During a commemoration for millions who died of starvation in Ukraine in the early 1930s, President Petro Poroshenko lashed out at Soviet-era totalitarianism for causing the deaths and accused today’s Russian-backed rebels in the east of using similar tactics. VOA’s Daniel Shearf reports from Kyiv.
Video

Video Hong Kong Protests at a Crossroads

New public opinion polls in Hong Kong indicate declining support for pro-democracy demonstrations after weeks of street protests. VOA’s Bill Ide in Guangzhou and Pros Laput in Hong Kong spoke with protesters and observers about whether demonstrators have been too aggressive in pushing for change.
Video

Video US Immigration Relief Imminent for Mixed-Status Families

Tens of thousands of undocumented immigrants in the Washington, D.C., area may benefit from a controversial presidential order announced this week. It's not a path to citizenship, as some activists hoped. But it will allow more immigrants who arrived as children or who have citizen children, to avoid deportation and work legally. VOA's Victoria Macchi talks with one young man who benefited from an earlier presidential order, and whose parents may now benefit after years of living in fear.
Video

Video New Skateboard Defies Gravity
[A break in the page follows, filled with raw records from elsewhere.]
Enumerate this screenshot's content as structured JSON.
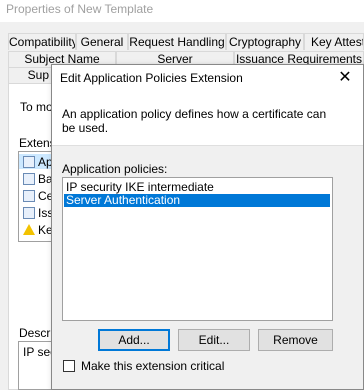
{
  "parent": {
    "title": "Properties of New Template",
    "tabs_row1": [
      "Compatibility",
      "General",
      "Request Handling",
      "Cryptography",
      "Key Attesta"
    ],
    "tabs_row2": [
      "Subject Name",
      "Server",
      "Issuance Requirements"
    ],
    "tabs_row3_partial": [
      "Sup",
      "rity"
    ],
    "instruction_partial": "To mod",
    "extensions_label_partial": "Extens",
    "extension_items_partial": [
      "Ap",
      "Ba",
      "Ce",
      "Iss",
      "Ke"
    ],
    "description_label_partial": "Descrip",
    "description_text_partial": "IP sec",
    "edit_button_partial": "..."
  },
  "dialog": {
    "title": "Edit Application Policies Extension",
    "description": "An application policy defines how a certificate can be used.",
    "policies_label": "Application policies:",
    "policies": [
      {
        "label": "IP security IKE intermediate",
        "selected": false
      },
      {
        "label": "Server Authentication",
        "selected": true
      }
    ],
    "buttons": {
      "add": "Add...",
      "edit": "Edit...",
      "remove": "Remove"
    },
    "critical_label": "Make this extension critical",
    "critical_checked": false,
    "colors": {
      "selection": "#0078d7",
      "default_button_border": "#0078d7"
    }
  }
}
A futuristic dream only a couple of decades ago, the hoverboard – a skateboard that floats above the ground - has finally been made possible. While still not ready for mass production, it promises to become a cool mode of transport... at least over some surfaces. VOA’s George Putic reports.
Video

Video Falling Gas Prices Impact US Oil Extraction
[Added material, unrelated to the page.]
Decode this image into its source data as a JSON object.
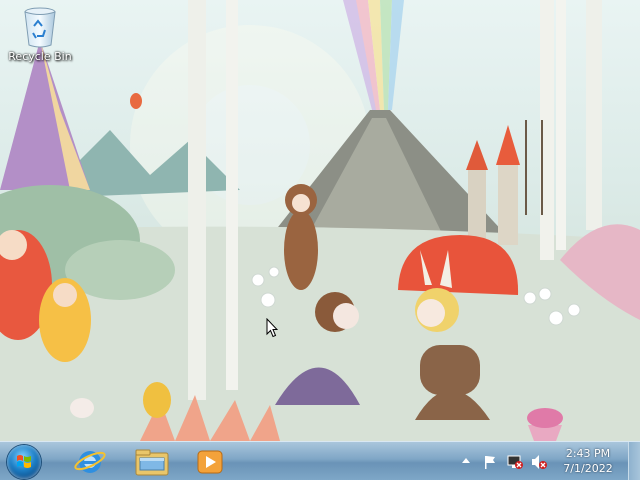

With the price of oil now less than $80 a barrel, motorists throughout the United States are benefiting from gas prices below $3 a gallon. But as VOA’s Kane Farabaugh reports, the decreasing price of petroleum has a downside for the hydraulic fracturing industry in the United States.
Video

Video Tensions Build on Korean Peninsula Amid Military Drills

It has been another tense week on the Korean peninsula as Pyongyang threatened to again test nuclear weapons while the U.S. and South Korean forces held joint military exercises in a show of force. VOA’s Brian Padden reports from the Kunsan Air Base in South Korea.
Video

Video Mama Sarah Obama Honored at UN Women’s Entrepreneurship Day

President Barack Obama's step-grandmother is in the United States to raise money to build a $12 million school and hospital center in Kogelo, Kenya, the birthplace of the president's father, Barack Obama, Sr. She was honored for her decades of work to aid poor Kenyans at a Women's Entrepreneurship Day at the United Nations.
Video

Video Ebola Economic Toll Stirs W. Africa Food Security Concerns

The World Bank said Wednesday that it expects the economic impact of the Ebola outbreak on the sub-Saharan economy to cost somewhere betweenf $3 billion to $4 billion - well below a previously-outlined worst-case scenario of $32 billion. Some economists, however, paint a gloomier picture - warning that the disruption to regional markets and trading is considerable. Henry Ridgwell reports from London.
Video

Video Chaos, Abuse Defy Solution in Libya

The political and security crisis in Libya is deepening, with competing governments and, according to Amnesty International, widespread human rights violations committed with impunity. VOA’s Al Pessin reports from London.
Video

Video US Hosts Record 866,000 Foreign Students

Close to 900,000 international students are studying at American universities and colleges, more than ever before. About half of them come from Asia, mostly China. The United States hosts more foreign students than any other country in the world, and its foreign student population is steadily growing. Zlatica Hoke reports.

All About America

AppleAndroid